→ Problem requirements
A word-for-word copy of the entries is needed, and it should contain no images.

Given information below:

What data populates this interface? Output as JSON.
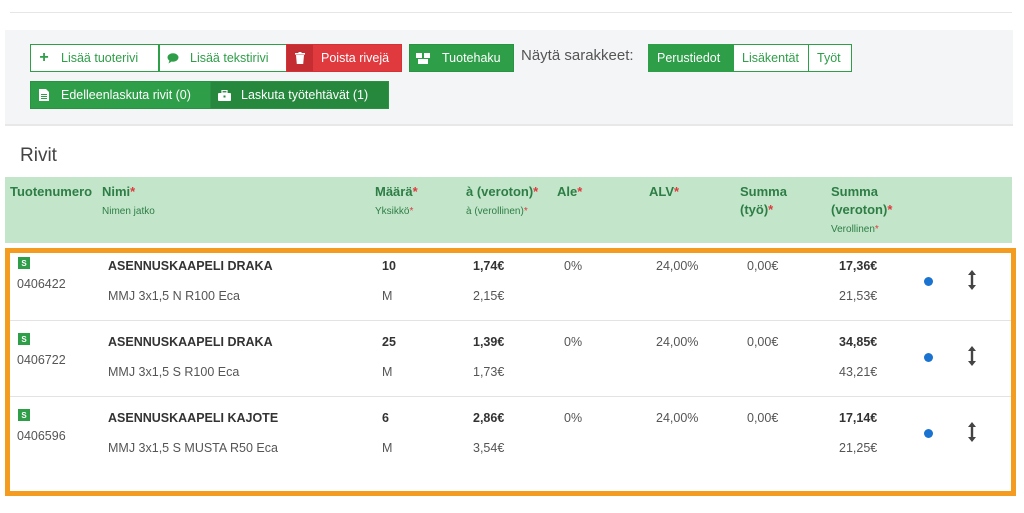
{
  "toolbar": {
    "add_product_row": "Lisää tuoterivi",
    "add_text_row": "Lisää tekstirivi",
    "delete_rows": "Poista rivejä",
    "product_search": "Tuotehaku",
    "show_columns_label": "Näytä sarakkeet:",
    "column_basic": "Perustiedot",
    "column_additional": "Lisäkentät",
    "column_work": "Työt",
    "reinvoice_rows": "Edelleenlaskuta rivit (0)",
    "invoice_tasks": "Laskuta työtehtävät (1)"
  },
  "section_title": "Rivit",
  "table_headers": {
    "product_number": "Tuotenumero",
    "name": "Nimi",
    "name_continued": "Nimen jatko",
    "quantity": "Määrä",
    "unit": "Yksikkö",
    "price_excl_tax": "à (veroton)",
    "price_incl_tax": "à (verollinen)",
    "discount": "Ale",
    "vat": "ALV",
    "sum_work_line1": "Summa",
    "sum_work_line2": "(työ)",
    "sum_excl_line1": "Summa",
    "sum_excl_line2": "(veroton)",
    "sum_incl_tax": "Verollinen"
  },
  "rows": [
    {
      "badge": "S",
      "product_number": "0406422",
      "name": "ASENNUSKAAPELI DRAKA",
      "name_continued": "MMJ 3x1,5 N R100 Eca",
      "quantity": "10",
      "unit": "M",
      "price_excl": "1,74€",
      "price_incl": "2,15€",
      "discount": "0%",
      "vat": "24,00%",
      "sum_work": "0,00€",
      "sum_excl": "17,36€",
      "sum_incl": "21,53€"
    },
    {
      "badge": "S",
      "product_number": "0406722",
      "name": "ASENNUSKAAPELI DRAKA",
      "name_continued": "MMJ 3x1,5 S R100 Eca",
      "quantity": "25",
      "unit": "M",
      "price_excl": "1,39€",
      "price_incl": "1,73€",
      "discount": "0%",
      "vat": "24,00%",
      "sum_work": "0,00€",
      "sum_excl": "34,85€",
      "sum_incl": "43,21€"
    },
    {
      "badge": "S",
      "product_number": "0406596",
      "name": "ASENNUSKAAPELI KAJOTE",
      "name_continued": "MMJ 3x1,5 S MUSTA R50 Eca",
      "quantity": "6",
      "unit": "M",
      "price_excl": "2,86€",
      "price_incl": "3,54€",
      "discount": "0%",
      "vat": "24,00%",
      "sum_work": "0,00€",
      "sum_excl": "17,14€",
      "sum_incl": "21,25€"
    }
  ],
  "colors": {
    "accent_green": "#2e9e48",
    "header_bg": "#c3e6cb",
    "danger_red": "#e0393e",
    "highlight_orange": "#f39c1f",
    "status_dot_blue": "#1a73d0"
  },
  "icons": {
    "add": "plus-icon",
    "text_row": "speech-bubble-icon",
    "delete": "trash-icon",
    "search": "boxes-icon",
    "document": "document-icon",
    "invoice": "toolbox-icon",
    "status": "status-dot-icon",
    "drag": "vertical-arrows-icon"
  }
}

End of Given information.

→ Output
What data populates this interface? Output as JSON.
{
  "toolbar": {
    "add_product_row": "Lisää tuoterivi",
    "add_text_row": "Lisää tekstirivi",
    "delete_rows": "Poista rivejä",
    "product_search": "Tuotehaku",
    "show_columns_label": "Näytä sarakkeet:",
    "column_basic": "Perustiedot",
    "column_additional": "Lisäkentät",
    "column_work": "Työt",
    "reinvoice_rows": "Edelleenlaskuta rivit (0)",
    "invoice_tasks": "Laskuta työtehtävät (1)"
  },
  "section_title": "Rivit",
  "table_headers": {
    "product_number": "Tuotenumero",
    "name": "Nimi",
    "name_continued": "Nimen jatko",
    "quantity": "Määrä",
    "unit": "Yksikkö",
    "price_excl_tax": "à (veroton)",
    "price_incl_tax": "à (verollinen)",
    "discount": "Ale",
    "vat": "ALV",
    "sum_work_line1": "Summa",
    "sum_work_line2": "(työ)",
    "sum_excl_line1": "Summa",
    "sum_excl_line2": "(veroton)",
    "sum_incl_tax": "Verollinen"
  },
  "rows": [
    {
      "badge": "S",
      "product_number": "0406422",
      "name": "ASENNUSKAAPELI DRAKA",
      "name_continued": "MMJ 3x1,5 N R100 Eca",
      "quantity": "10",
      "unit": "M",
      "price_excl": "1,74€",
      "price_incl": "2,15€",
      "discount": "0%",
      "vat": "24,00%",
      "sum_work": "0,00€",
      "sum_excl": "17,36€",
      "sum_incl": "21,53€"
    },
    {
      "badge": "S",
      "product_number": "0406722",
      "name": "ASENNUSKAAPELI DRAKA",
      "name_continued": "MMJ 3x1,5 S R100 Eca",
      "quantity": "25",
      "unit": "M",
      "price_excl": "1,39€",
      "price_incl": "1,73€",
      "discount": "0%",
      "vat": "24,00%",
      "sum_work": "0,00€",
      "sum_excl": "34,85€",
      "sum_incl": "43,21€"
    },
    {
      "badge": "S",
      "product_number": "0406596",
      "name": "ASENNUSKAAPELI KAJOTE",
      "name_continued": "MMJ 3x1,5 S MUSTA R50 Eca",
      "quantity": "6",
      "unit": "M",
      "price_excl": "2,86€",
      "price_incl": "3,54€",
      "discount": "0%",
      "vat": "24,00%",
      "sum_work": "0,00€",
      "sum_excl": "17,14€",
      "sum_incl": "21,25€"
    }
  ],
  "colors": {
    "accent_green": "#2e9e48",
    "header_bg": "#c3e6cb",
    "danger_red": "#e0393e",
    "highlight_orange": "#f39c1f",
    "status_dot_blue": "#1a73d0"
  },
  "icons": {
    "add": "plus-icon",
    "text_row": "speech-bubble-icon",
    "delete": "trash-icon",
    "search": "boxes-icon",
    "document": "document-icon",
    "invoice": "toolbox-icon",
    "status": "status-dot-icon",
    "drag": "vertical-arrows-icon"
  }
}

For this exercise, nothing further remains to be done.